Samantha Ege (piano)
Rec. 2020, University of Surrey PATS Studio, UK LORELT LNT144 [53:56]
I heard my first music by Florence Price just a few months ago when a movement of her Sonata in E minor appeared in a collection of piano music by female composers (Grand Piano Records GP844) so I am glad to have this opportunity to get to know some more of her music for the instrument. As the title suggests the main meat of the recital is dedicated to her four Fantasie Negre; Samantha Ege says in her informative notes that Price considered the word negro as descriptive of the African part of her background and in using this description in the fantasies she is articulating something of her struggle as a black woman making her mark in the classical world.
Surry-born Samantha Ege, or more fully Dr. Samantha Hannah Oboakorevue Ege is a musicologist and pianist. Florence Price was the subject of her PhD and she recorded the Piano Sonata in E minor in full on her previous CD (Four Women available at wavetheoryrecords.com). Her research took her to the manuscripts found at Price's summer home and among those she discovered the additional three Negro fantasies – Nos 2
to 4 – to add to the existing fantasy in E minor. The Untitled Sketches and Snapshots were also found amongst this collection of manuscripts.
The first of the four Fantasie Negre, the E minor fantasy, was written in 1929, premiered by its dedicatee Margaret Bonds and played by Price and Bonds in a two piano version accompanying a ballet in 1932. It is in the form of a set of variations based on the spiritual Sinner, please don't let this harvest pass, the melody woven about with decoration, sometimes grand and bold, sometimes dark and brooding. This is the pattern for all four of the fantasies, the melody set within a harmonically and imaginatively rich tapestry of keyboard textures. Beyond this Price lets fantasy reign; the first swells to grand gestures throughout but ends quietly and calmly, the second has a clear more upbeat ending, the third's textures are sparser and seem to concentrate on more restrained moods right through to the satisfyingly peaceful major key ending whilst the fourth is the most overtly virtuosic of the four, contrasting a sublime lyrical central section with folk-inspired outer sections.
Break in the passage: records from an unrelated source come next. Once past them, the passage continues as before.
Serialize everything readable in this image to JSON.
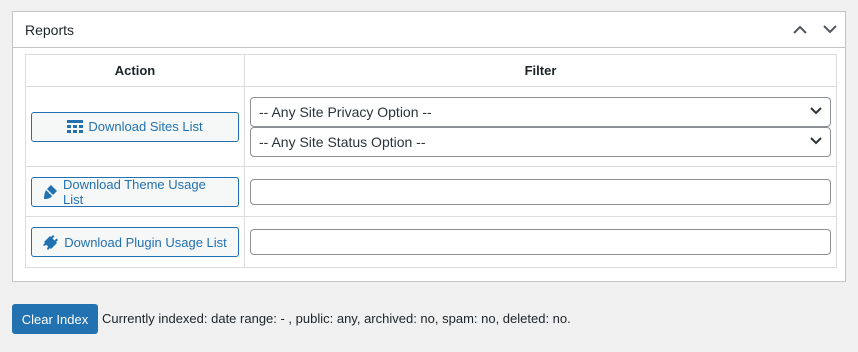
{
  "panel": {
    "title": "Reports",
    "collapse_icon": "chevron-up-icon",
    "expand_icon": "chevron-down-icon"
  },
  "table": {
    "headers": {
      "action": "Action",
      "filter": "Filter"
    },
    "rows": [
      {
        "button_label": "Download Sites List",
        "button_icon": "grid-list-icon",
        "filters": [
          {
            "type": "select",
            "value": "-- Any Site Privacy Option --"
          },
          {
            "type": "select",
            "value": "-- Any Site Status Option --"
          }
        ]
      },
      {
        "button_label": "Download Theme Usage List",
        "button_icon": "paintbrush-icon",
        "filters": [
          {
            "type": "text",
            "value": ""
          }
        ]
      },
      {
        "button_label": "Download Plugin Usage List",
        "button_icon": "plugin-icon",
        "filters": [
          {
            "type": "text",
            "value": ""
          }
        ]
      }
    ]
  },
  "footer": {
    "clear_button_label": "Clear Index",
    "status_text": "Currently indexed: date range: - , public: any, archived: no, spam: no, deleted: no."
  },
  "colors": {
    "accent": "#2271b1",
    "background": "#f0f0f1",
    "border": "#c3c4c7"
  }
}
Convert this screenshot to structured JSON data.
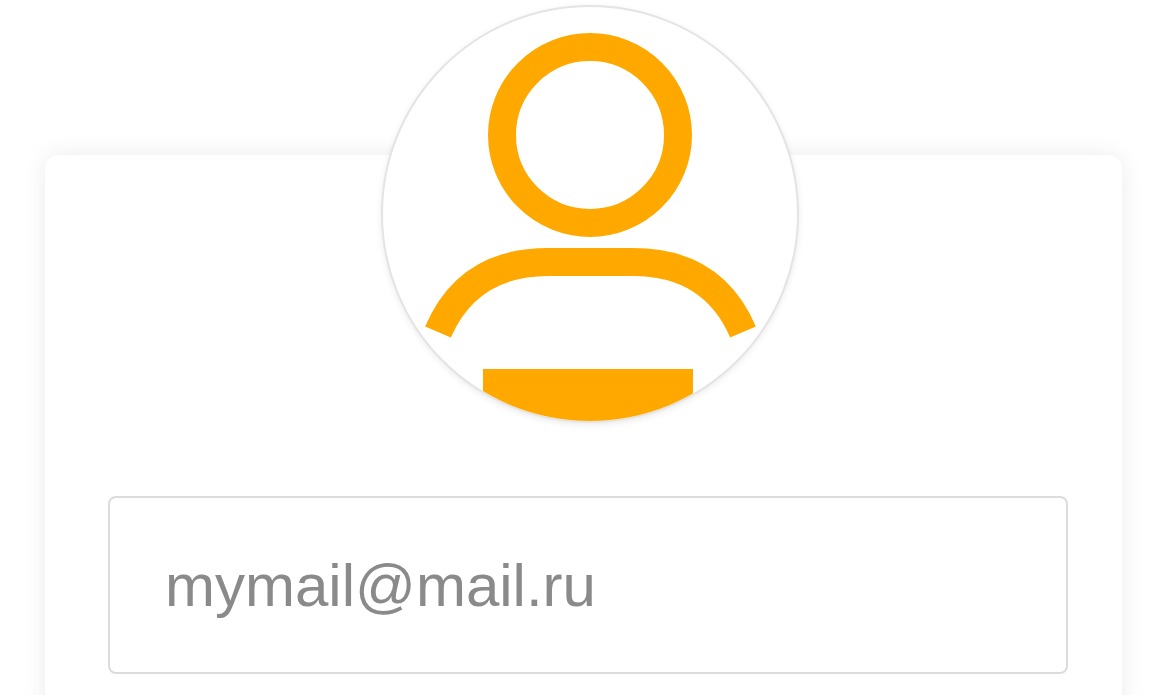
{
  "login_form": {
    "email_field": {
      "placeholder": "mymail@mail.ru"
    }
  }
}
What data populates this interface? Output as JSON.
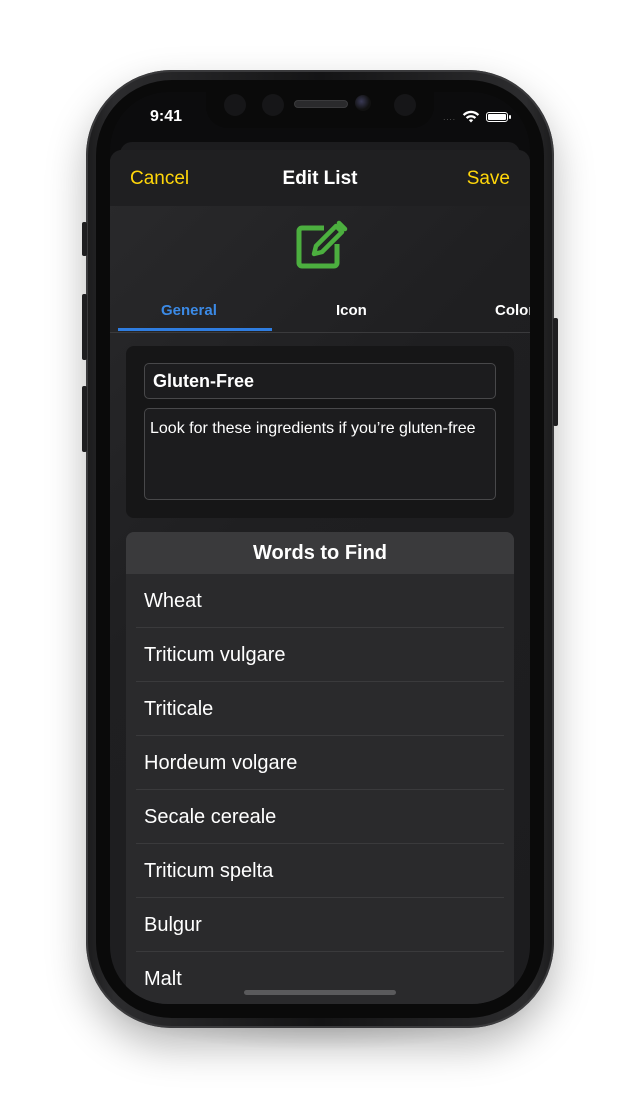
{
  "status_bar": {
    "time": "9:41",
    "signal_dots": "....",
    "wifi_icon": "wifi-icon",
    "battery_icon": "battery-icon",
    "battery_level": 1.0
  },
  "nav": {
    "cancel_label": "Cancel",
    "title": "Edit List",
    "save_label": "Save",
    "accent_color": "#ffd60a"
  },
  "header_icon": {
    "name": "edit-pencil-icon",
    "color": "#4caf3f"
  },
  "tabs": [
    {
      "label": "General",
      "active": true
    },
    {
      "label": "Icon",
      "active": false
    },
    {
      "label": "Color",
      "active": false
    }
  ],
  "tab_accent_color": "#2f7de0",
  "form": {
    "name_value": "Gluten-Free",
    "description_value": "Look for these ingredients if you’re gluten-free"
  },
  "words": {
    "header": "Words to Find",
    "items": [
      "Wheat",
      "Triticum vulgare",
      "Triticale",
      "Hordeum volgare",
      "Secale cereale",
      "Triticum spelta",
      "Bulgur",
      "Malt"
    ]
  }
}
Apart from the spiritual in the first fantasie the melodies all appear to be by Price herself but she is skillful in creating tunes that sound like they could be folk melodies or spirituals and a sense of unity flows through all four, possibly because they were all written within a short time of each other.
The undated Untitled Sketches are beautiful little miniatures. The first is reminiscent of Edward MacDowall in its pastoral lyricism. The second is a short jaunty scherzo, skipping and tripping whilst the third, in 5/4 time has a restless melancholy to its flowing melodic figuration. The Snapshots were placed together as a suite by
Price in 1952, the year before her death. They encompass water, air and fire in their pages and while the harmonic style is still very tonal, a Debussian impressionism can be heard in the whole-tone passages of the descriptive Lake Mirror or the enigmatic Moon behind a cloud. Flame is a more vigorous unsettled piece with occasional hints of Russian romanticism mixed with its impressionist strokes.
Samantha Ege has done sterling work reconstructing the unfinished third fantasy from the available manuscripts and it is to be hoped that more gems can be found amongst Price's piano output. The piano sound is captured well and Samantha Ege plays with a marvellous sense of style and flair, capturing the grand romantic spirit contained within these works.